WASHINGTON — It’s nothing new for Pennsylvania’s two U.S. senators to split on a major initiative advanced by President Donald Trump.
But Thursday brought a twist.
Sen. Bob Casey, a Democrat, voted in favor of Trump’s much-hyped trade deal with Mexico and Canada (dubbed USMCA), while Sen. Pat Toomey was the only Republican to oppose it.
The measure passed, 89-10.
While most lawmakers in both parties supported the agreement, Toomey, on this issue, has railed against the plan for months in news conferences, Senate hearings, newspaper columns, and television appearances.
“For the first time in American history, we’re enacting a trade agreement that restricts free trade and reduces economic growth,” Toomey said in a statement. He said this deal would reduce trade between the U.S. and Mexico, and cited an analysis by the nonpartisan Congressional Budget Office that USMCA tariffs (“which are taxes”) would rise by $3 billion.
“This means higher prices — particularly on automobiles — for American consumers,” Toomey said. “Outside of a few necessary modernizations and modest market access improvements for Pennsylvania’s dairy farmers, USMCA is a step backwards and I could not support its passage.”
Casey, meanwhile, a critic of nearly all of Trump’s policies, has sided with him on trade, offering support for a deal that the president, and many Democrats, argue will shield U.S. workers from unfair foreign competition. The new pact alters the existing North America Free Trade Agreement, or NAFTA, which Trump has bashed as unfair to U.S. workers.
Even while backing one of Trump’s most highly touted initiatives, Casey singled out parts of the deal that were pushed by Democratic leaders, who urged changes to Trump’s initial agreement.
“The new NAFTA represents progress from the status quo,” Casey said in a statement. “The initial version negotiated by the Trump Administration was a corporate trade deal and completely unacceptable. Democrats in Congress made substantial improvements in enforcement and other areas, like allowing workers to bring cases against firms that violate their rights. It is only because of the Democratic improvements that I am able to support this agreement.”
The vote was a rare role reversal for Pennsylvania’s senators. Toomey has voted with Trump close to 90% of the time, while Casey has sided with the president on around 30% of Senate votes, according to an analysis by the data-focused website FiveThirtyEight.
Sen. Cory Booker (D., N.J.) voted against the deal, while Sens. Bob Menendez (D., N.J.), Tom Carper (D., Del.), and Chris Coons (D., Del.) supported it.
Most of the nine Democrats who opposed the deal did so over concerns that it failed to address climate change.
Republican leaders hailed the deal as a win for American businesses, arguing that it would expand vital export markets and boost the economy.

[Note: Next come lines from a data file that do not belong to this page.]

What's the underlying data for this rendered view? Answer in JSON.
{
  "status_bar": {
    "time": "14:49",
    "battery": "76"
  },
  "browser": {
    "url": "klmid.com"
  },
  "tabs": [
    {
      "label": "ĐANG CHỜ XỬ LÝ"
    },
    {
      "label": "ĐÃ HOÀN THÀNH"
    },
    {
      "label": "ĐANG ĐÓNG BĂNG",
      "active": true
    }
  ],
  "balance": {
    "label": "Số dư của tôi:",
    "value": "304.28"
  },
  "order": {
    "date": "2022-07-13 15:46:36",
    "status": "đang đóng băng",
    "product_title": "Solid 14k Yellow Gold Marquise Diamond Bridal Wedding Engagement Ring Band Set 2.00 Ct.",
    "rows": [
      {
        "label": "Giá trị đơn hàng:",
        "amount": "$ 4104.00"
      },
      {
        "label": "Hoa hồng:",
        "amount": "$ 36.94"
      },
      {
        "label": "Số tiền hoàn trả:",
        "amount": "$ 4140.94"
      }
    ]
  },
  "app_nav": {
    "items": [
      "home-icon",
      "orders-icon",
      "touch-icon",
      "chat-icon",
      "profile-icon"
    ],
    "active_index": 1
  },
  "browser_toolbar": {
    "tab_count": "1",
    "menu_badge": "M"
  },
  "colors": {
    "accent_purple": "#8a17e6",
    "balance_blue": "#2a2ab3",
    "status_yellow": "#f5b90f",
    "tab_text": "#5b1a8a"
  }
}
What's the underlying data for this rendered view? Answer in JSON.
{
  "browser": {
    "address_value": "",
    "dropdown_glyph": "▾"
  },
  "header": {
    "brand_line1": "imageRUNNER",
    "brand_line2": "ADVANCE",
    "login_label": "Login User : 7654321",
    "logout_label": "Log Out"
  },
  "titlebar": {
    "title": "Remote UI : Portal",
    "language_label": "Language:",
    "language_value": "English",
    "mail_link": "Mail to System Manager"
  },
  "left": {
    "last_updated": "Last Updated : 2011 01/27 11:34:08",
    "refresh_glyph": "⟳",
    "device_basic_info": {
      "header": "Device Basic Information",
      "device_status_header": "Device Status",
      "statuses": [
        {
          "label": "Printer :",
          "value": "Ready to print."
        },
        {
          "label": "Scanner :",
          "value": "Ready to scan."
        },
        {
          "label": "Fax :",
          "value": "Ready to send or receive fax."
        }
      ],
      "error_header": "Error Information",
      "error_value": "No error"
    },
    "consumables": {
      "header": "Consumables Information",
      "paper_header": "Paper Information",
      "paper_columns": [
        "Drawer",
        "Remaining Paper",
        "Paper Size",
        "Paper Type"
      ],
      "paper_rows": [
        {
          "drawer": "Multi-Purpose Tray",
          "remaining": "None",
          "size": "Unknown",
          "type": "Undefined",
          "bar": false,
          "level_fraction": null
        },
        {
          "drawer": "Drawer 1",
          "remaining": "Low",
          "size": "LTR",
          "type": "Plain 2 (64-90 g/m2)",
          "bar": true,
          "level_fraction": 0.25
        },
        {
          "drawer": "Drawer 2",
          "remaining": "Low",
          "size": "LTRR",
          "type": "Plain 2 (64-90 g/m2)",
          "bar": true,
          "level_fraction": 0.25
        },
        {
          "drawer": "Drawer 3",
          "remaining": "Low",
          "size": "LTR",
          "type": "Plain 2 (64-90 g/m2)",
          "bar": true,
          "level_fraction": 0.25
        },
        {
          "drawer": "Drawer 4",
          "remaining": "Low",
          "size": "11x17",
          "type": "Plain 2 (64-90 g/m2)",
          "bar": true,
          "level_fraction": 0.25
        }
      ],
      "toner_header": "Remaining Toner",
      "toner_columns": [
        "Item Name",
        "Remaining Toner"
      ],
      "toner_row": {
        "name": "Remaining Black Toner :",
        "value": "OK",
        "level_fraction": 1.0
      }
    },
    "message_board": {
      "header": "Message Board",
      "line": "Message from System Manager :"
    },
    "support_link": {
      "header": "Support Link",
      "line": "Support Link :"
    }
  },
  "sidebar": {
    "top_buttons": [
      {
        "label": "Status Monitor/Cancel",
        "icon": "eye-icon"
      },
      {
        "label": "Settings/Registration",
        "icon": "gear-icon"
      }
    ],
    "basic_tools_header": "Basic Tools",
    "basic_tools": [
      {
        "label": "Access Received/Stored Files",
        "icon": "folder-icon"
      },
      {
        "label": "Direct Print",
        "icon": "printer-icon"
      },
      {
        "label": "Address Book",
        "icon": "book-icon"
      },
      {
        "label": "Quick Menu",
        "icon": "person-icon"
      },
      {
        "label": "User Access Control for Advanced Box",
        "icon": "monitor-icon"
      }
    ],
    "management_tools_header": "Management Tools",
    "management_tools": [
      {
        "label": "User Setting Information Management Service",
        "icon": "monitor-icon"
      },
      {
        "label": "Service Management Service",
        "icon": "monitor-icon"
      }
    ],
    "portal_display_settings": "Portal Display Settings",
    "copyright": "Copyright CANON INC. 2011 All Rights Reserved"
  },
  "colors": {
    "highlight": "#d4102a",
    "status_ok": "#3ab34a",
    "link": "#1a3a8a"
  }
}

The House overwhelmingly voted in favor of the trade deal in December, with nearly every lawmaker from the Philadelphia region supporting it, except Rep. Donald Norcross (D., N.J.) of Camden County, a former labor leader. He was one of 41 “nay” votes against 385 votes in favor.